* Assigned task:
The copy you return must match the listing word for word and carry no pictures.

* Material supplied:
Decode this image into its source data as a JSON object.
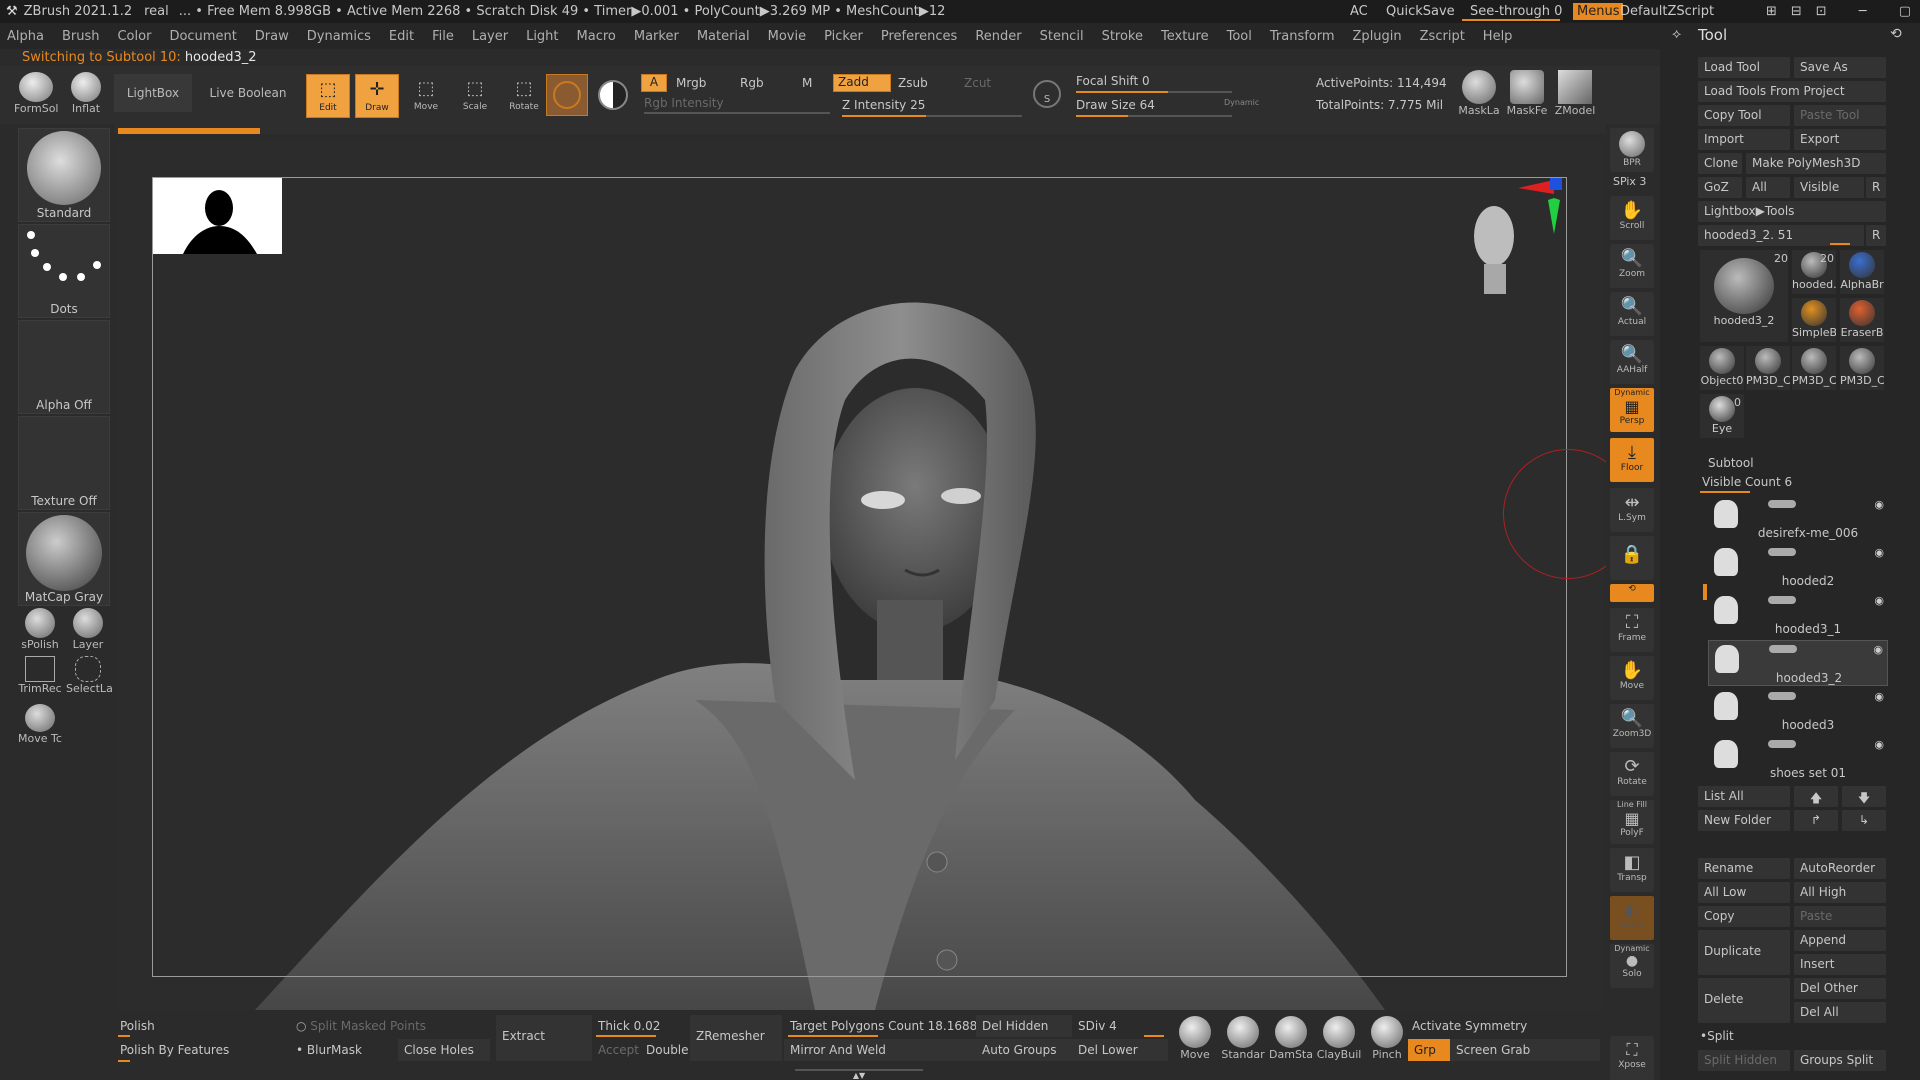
{
  "title_bar": {
    "app": "ZBrush 2021.1.2",
    "doc": "real",
    "stats": "... • Free Mem 8.998GB • Active Mem 2268 • Scratch Disk 49 • Timer▶0.001 • PolyCount▶3.269 MP • MeshCount▶12",
    "ac": "AC",
    "quicksave": "QuickSave",
    "seethrough": "See-through 0",
    "menus": "Menus",
    "script": "DefaultZScript"
  },
  "menu": [
    "Alpha",
    "Brush",
    "Color",
    "Document",
    "Draw",
    "Dynamics",
    "Edit",
    "File",
    "Layer",
    "Light",
    "Macro",
    "Marker",
    "Material",
    "Movie",
    "Picker",
    "Preferences",
    "Render",
    "Stencil",
    "Stroke",
    "Texture",
    "Tool",
    "Transform",
    "Zplugin",
    "Zscript",
    "Help"
  ],
  "notice": {
    "prefix": "Switching to Subtool 10:",
    "name": "hooded3_2"
  },
  "shelf": {
    "formsol": "FormSol",
    "inflat": "Inflat",
    "lightbox": "LightBox",
    "live_boolean": "Live Boolean",
    "edit": "Edit",
    "draw": "Draw",
    "move": "Move",
    "scale": "Scale",
    "rotate": "Rotate",
    "a": "A",
    "mrgb": "Mrgb",
    "rgb": "Rgb",
    "m": "M",
    "rgb_intensity": "Rgb Intensity",
    "zadd": "Zadd",
    "zsub": "Zsub",
    "zcut": "Zcut",
    "z_intensity": "Z Intensity 25",
    "focal_shift": "Focal Shift 0",
    "draw_size": "Draw Size 64",
    "dynamic": "Dynamic",
    "active_points": "ActivePoints: 114,494",
    "total_points": "TotalPoints: 7.775 Mil",
    "maskla": "MaskLa",
    "maskfe": "MaskFe",
    "zmodel": "ZModel"
  },
  "left": {
    "standard": "Standard",
    "dots": "Dots",
    "alpha_off": "Alpha Off",
    "texture_off": "Texture Off",
    "matcap": "MatCap Gray",
    "spolish": "sPolish",
    "layer": "Layer",
    "trimrec": "TrimRec",
    "selectla": "SelectLa",
    "movetc": "Move Tc"
  },
  "right_shelf": {
    "bpr": "BPR",
    "spix": "SPix 3",
    "scroll": "Scroll",
    "zoom": "Zoom",
    "actual": "Actual",
    "aahalf": "AAHalf",
    "dynamic": "Dynamic",
    "persp": "Persp",
    "floor": "Floor",
    "lsym": "L.Sym",
    "frame": "Frame",
    "move": "Move",
    "zoom3d": "Zoom3D",
    "rotate": "Rotate",
    "linefill": "Line Fill",
    "polyf": "PolyF",
    "transp": "Transp",
    "ghost": "Ghost",
    "solo": "Solo",
    "xpose": "Xpose"
  },
  "tool": {
    "title": "Tool",
    "load_tool": "Load Tool",
    "save_as": "Save As",
    "load_from_project": "Load Tools From Project",
    "copy_tool": "Copy Tool",
    "paste_tool": "Paste Tool",
    "import": "Import",
    "export": "Export",
    "clone": "Clone",
    "make_polymesh": "Make PolyMesh3D",
    "goz": "GoZ",
    "all": "All",
    "visible": "Visible",
    "r": "R",
    "lightbox_tools": "Lightbox▶Tools",
    "current": "hooded3_2. 51",
    "thumbs": [
      "hooded3_2",
      "hooded.",
      "AlphaBr",
      "SimpleB",
      "EraserB",
      "Object0",
      "PM3D_C",
      "PM3D_C",
      "PM3D_C",
      "Eye"
    ],
    "thumb_count": "20",
    "eye_count": "0"
  },
  "subtool": {
    "title": "Subtool",
    "visible_count": "Visible Count 6",
    "items": [
      "desirefx-me_006",
      "hooded2",
      "hooded3_1",
      "hooded3_2",
      "hooded3",
      "shoes set 01"
    ],
    "list_all": "List All",
    "new_folder": "New Folder",
    "rename": "Rename",
    "autoreorder": "AutoReorder",
    "all_low": "All Low",
    "all_high": "All High",
    "copy": "Copy",
    "paste": "Paste",
    "duplicate": "Duplicate",
    "append": "Append",
    "insert": "Insert",
    "delete": "Delete",
    "del_other": "Del Other",
    "del_all": "Del All",
    "split": "Split",
    "split_hidden": "Split Hidden",
    "groups_split": "Groups Split"
  },
  "bottom": {
    "polish": "Polish",
    "polish_features": "Polish By Features",
    "split_masked": "Split Masked Points",
    "blurmask": "BlurMask",
    "close_holes": "Close Holes",
    "extract": "Extract",
    "thick": "Thick 0.02",
    "accept": "Accept",
    "double": "Double",
    "zremesher": "ZRemesher",
    "target": "Target Polygons Count 18.16884",
    "mirror": "Mirror And Weld",
    "del_hidden": "Del Hidden",
    "auto_groups": "Auto Groups",
    "sdiv": "SDiv 4",
    "del_lower": "Del Lower",
    "brushes": [
      "Move",
      "Standar",
      "DamSta",
      "ClayBuil",
      "Pinch"
    ],
    "activate_symmetry": "Activate Symmetry",
    "grp": "Grp",
    "screen_grab": "Screen Grab"
  }
}
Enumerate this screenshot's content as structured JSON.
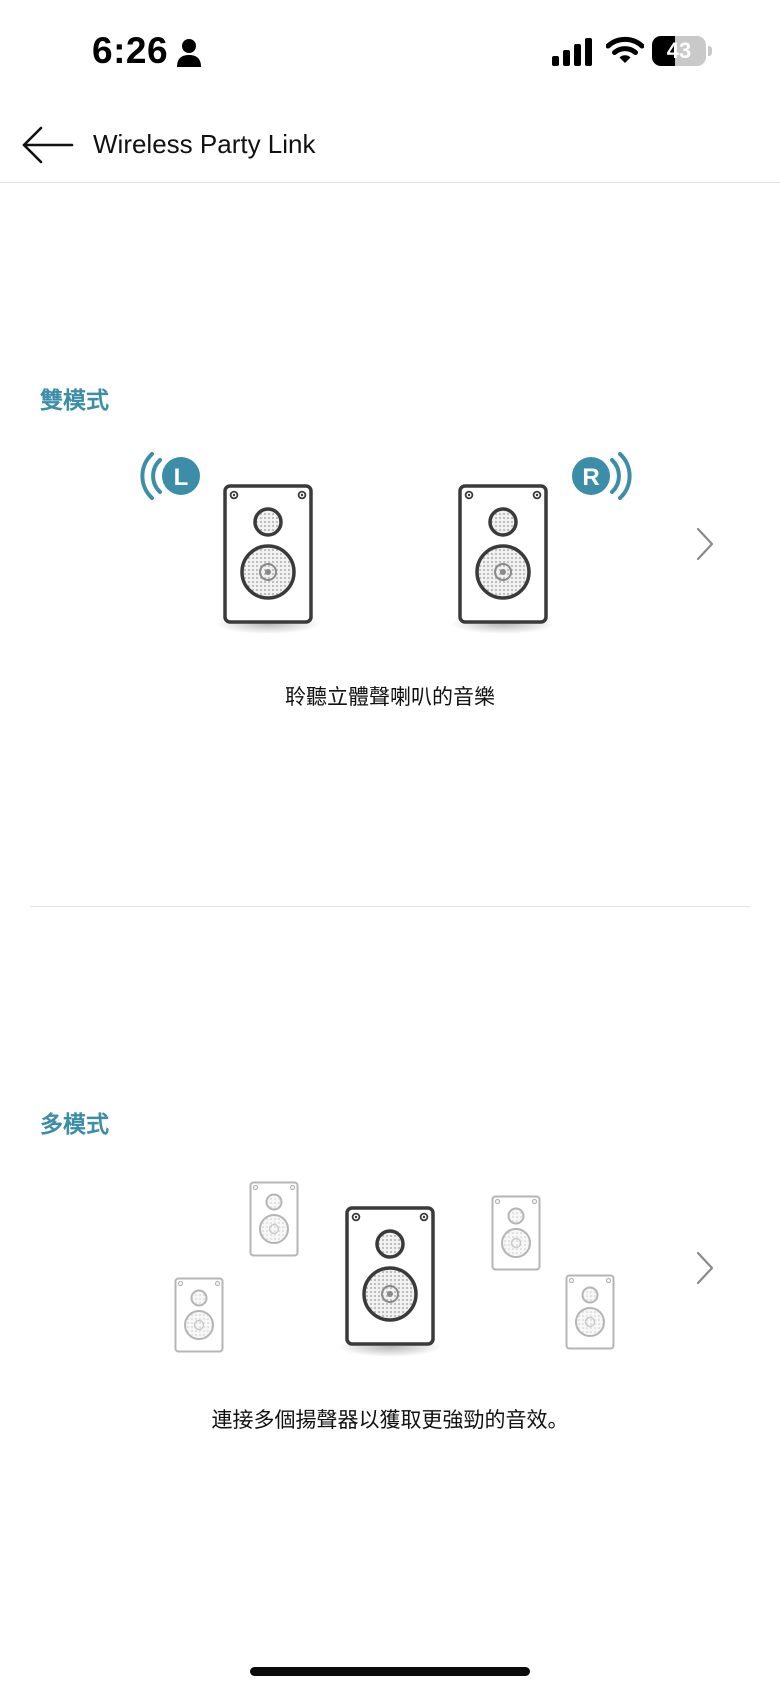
{
  "status_bar": {
    "time": "6:26",
    "battery_level": "43",
    "icons": [
      "person-icon",
      "cellular-signal-icon",
      "wifi-icon",
      "battery-icon"
    ]
  },
  "header": {
    "title": "Wireless Party Link",
    "back_icon": "arrow-left-icon"
  },
  "dual_mode": {
    "label": "雙模式",
    "left_badge": "L",
    "right_badge": "R",
    "description": "聆聽立體聲喇叭的音樂",
    "chevron_icon": "chevron-right-icon"
  },
  "multi_mode": {
    "label": "多模式",
    "description": "連接多個揚聲器以獲取更強勁的音效。",
    "chevron_icon": "chevron-right-icon"
  },
  "colors": {
    "accent": "#3c8ea8",
    "speaker_stroke": "#3a3a3a",
    "speaker_faded_stroke": "#b5b5b5",
    "divider": "#e3e3e3"
  }
}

* Answer to the problem:
Decode this image into its source data as a JSON object.
{
  "title_bar": {
    "app": "ZBrush 2021.1.2",
    "doc": "real",
    "stats": "... • Free Mem 8.998GB • Active Mem 2268 • Scratch Disk 49 • Timer▶0.001 • PolyCount▶3.269 MP • MeshCount▶12",
    "ac": "AC",
    "quicksave": "QuickSave",
    "seethrough": "See-through 0",
    "menus": "Menus",
    "script": "DefaultZScript"
  },
  "menu": [
    "Alpha",
    "Brush",
    "Color",
    "Document",
    "Draw",
    "Dynamics",
    "Edit",
    "File",
    "Layer",
    "Light",
    "Macro",
    "Marker",
    "Material",
    "Movie",
    "Picker",
    "Preferences",
    "Render",
    "Stencil",
    "Stroke",
    "Texture",
    "Tool",
    "Transform",
    "Zplugin",
    "Zscript",
    "Help"
  ],
  "notice": {
    "prefix": "Switching to Subtool 10:",
    "name": "hooded3_2"
  },
  "shelf": {
    "formsol": "FormSol",
    "inflat": "Inflat",
    "lightbox": "LightBox",
    "live_boolean": "Live Boolean",
    "edit": "Edit",
    "draw": "Draw",
    "move": "Move",
    "scale": "Scale",
    "rotate": "Rotate",
    "a": "A",
    "mrgb": "Mrgb",
    "rgb": "Rgb",
    "m": "M",
    "rgb_intensity": "Rgb Intensity",
    "zadd": "Zadd",
    "zsub": "Zsub",
    "zcut": "Zcut",
    "z_intensity": "Z Intensity 25",
    "focal_shift": "Focal Shift 0",
    "draw_size": "Draw Size 64",
    "dynamic": "Dynamic",
    "active_points": "ActivePoints: 114,494",
    "total_points": "TotalPoints: 7.775 Mil",
    "maskla": "MaskLa",
    "maskfe": "MaskFe",
    "zmodel": "ZModel"
  },
  "left": {
    "standard": "Standard",
    "dots": "Dots",
    "alpha_off": "Alpha Off",
    "texture_off": "Texture Off",
    "matcap": "MatCap Gray",
    "spolish": "sPolish",
    "layer": "Layer",
    "trimrec": "TrimRec",
    "selectla": "SelectLa",
    "movetc": "Move Tc"
  },
  "right_shelf": {
    "bpr": "BPR",
    "spix": "SPix 3",
    "scroll": "Scroll",
    "zoom": "Zoom",
    "actual": "Actual",
    "aahalf": "AAHalf",
    "dynamic": "Dynamic",
    "persp": "Persp",
    "floor": "Floor",
    "lsym": "L.Sym",
    "frame": "Frame",
    "move": "Move",
    "zoom3d": "Zoom3D",
    "rotate": "Rotate",
    "linefill": "Line Fill",
    "polyf": "PolyF",
    "transp": "Transp",
    "ghost": "Ghost",
    "solo": "Solo",
    "xpose": "Xpose"
  },
  "tool": {
    "title": "Tool",
    "load_tool": "Load Tool",
    "save_as": "Save As",
    "load_from_project": "Load Tools From Project",
    "copy_tool": "Copy Tool",
    "paste_tool": "Paste Tool",
    "import": "Import",
    "export": "Export",
    "clone": "Clone",
    "make_polymesh": "Make PolyMesh3D",
    "goz": "GoZ",
    "all": "All",
    "visible": "Visible",
    "r": "R",
    "lightbox_tools": "Lightbox▶Tools",
    "current": "hooded3_2. 51",
    "thumbs": [
      "hooded3_2",
      "hooded.",
      "AlphaBr",
      "SimpleB",
      "EraserB",
      "Object0",
      "PM3D_C",
      "PM3D_C",
      "PM3D_C",
      "Eye"
    ],
    "thumb_count": "20",
    "eye_count": "0"
  },
  "subtool": {
    "title": "Subtool",
    "visible_count": "Visible Count 6",
    "items": [
      "desirefx-me_006",
      "hooded2",
      "hooded3_1",
      "hooded3_2",
      "hooded3",
      "shoes set 01"
    ],
    "list_all": "List All",
    "new_folder": "New Folder",
    "rename": "Rename",
    "autoreorder": "AutoReorder",
    "all_low": "All Low",
    "all_high": "All High",
    "copy": "Copy",
    "paste": "Paste",
    "duplicate": "Duplicate",
    "append": "Append",
    "insert": "Insert",
    "delete": "Delete",
    "del_other": "Del Other",
    "del_all": "Del All",
    "split": "Split",
    "split_hidden": "Split Hidden",
    "groups_split": "Groups Split"
  },
  "bottom": {
    "polish": "Polish",
    "polish_features": "Polish By Features",
    "split_masked": "Split Masked Points",
    "blurmask": "BlurMask",
    "close_holes": "Close Holes",
    "extract": "Extract",
    "thick": "Thick 0.02",
    "accept": "Accept",
    "double": "Double",
    "zremesher": "ZRemesher",
    "target": "Target Polygons Count 18.16884",
    "mirror": "Mirror And Weld",
    "del_hidden": "Del Hidden",
    "auto_groups": "Auto Groups",
    "sdiv": "SDiv 4",
    "del_lower": "Del Lower",
    "brushes": [
      "Move",
      "Standar",
      "DamSta",
      "ClayBuil",
      "Pinch"
    ],
    "activate_symmetry": "Activate Symmetry",
    "grp": "Grp",
    "screen_grab": "Screen Grab"
  }
}
Enumerate this screenshot's content as structured JSON.
{
  "status_bar": {
    "time": "6:26",
    "battery_level": "43",
    "icons": [
      "person-icon",
      "cellular-signal-icon",
      "wifi-icon",
      "battery-icon"
    ]
  },
  "header": {
    "title": "Wireless Party Link",
    "back_icon": "arrow-left-icon"
  },
  "dual_mode": {
    "label": "雙模式",
    "left_badge": "L",
    "right_badge": "R",
    "description": "聆聽立體聲喇叭的音樂",
    "chevron_icon": "chevron-right-icon"
  },
  "multi_mode": {
    "label": "多模式",
    "description": "連接多個揚聲器以獲取更強勁的音效。",
    "chevron_icon": "chevron-right-icon"
  },
  "colors": {
    "accent": "#3c8ea8",
    "speaker_stroke": "#3a3a3a",
    "speaker_faded_stroke": "#b5b5b5",
    "divider": "#e3e3e3"
  }
}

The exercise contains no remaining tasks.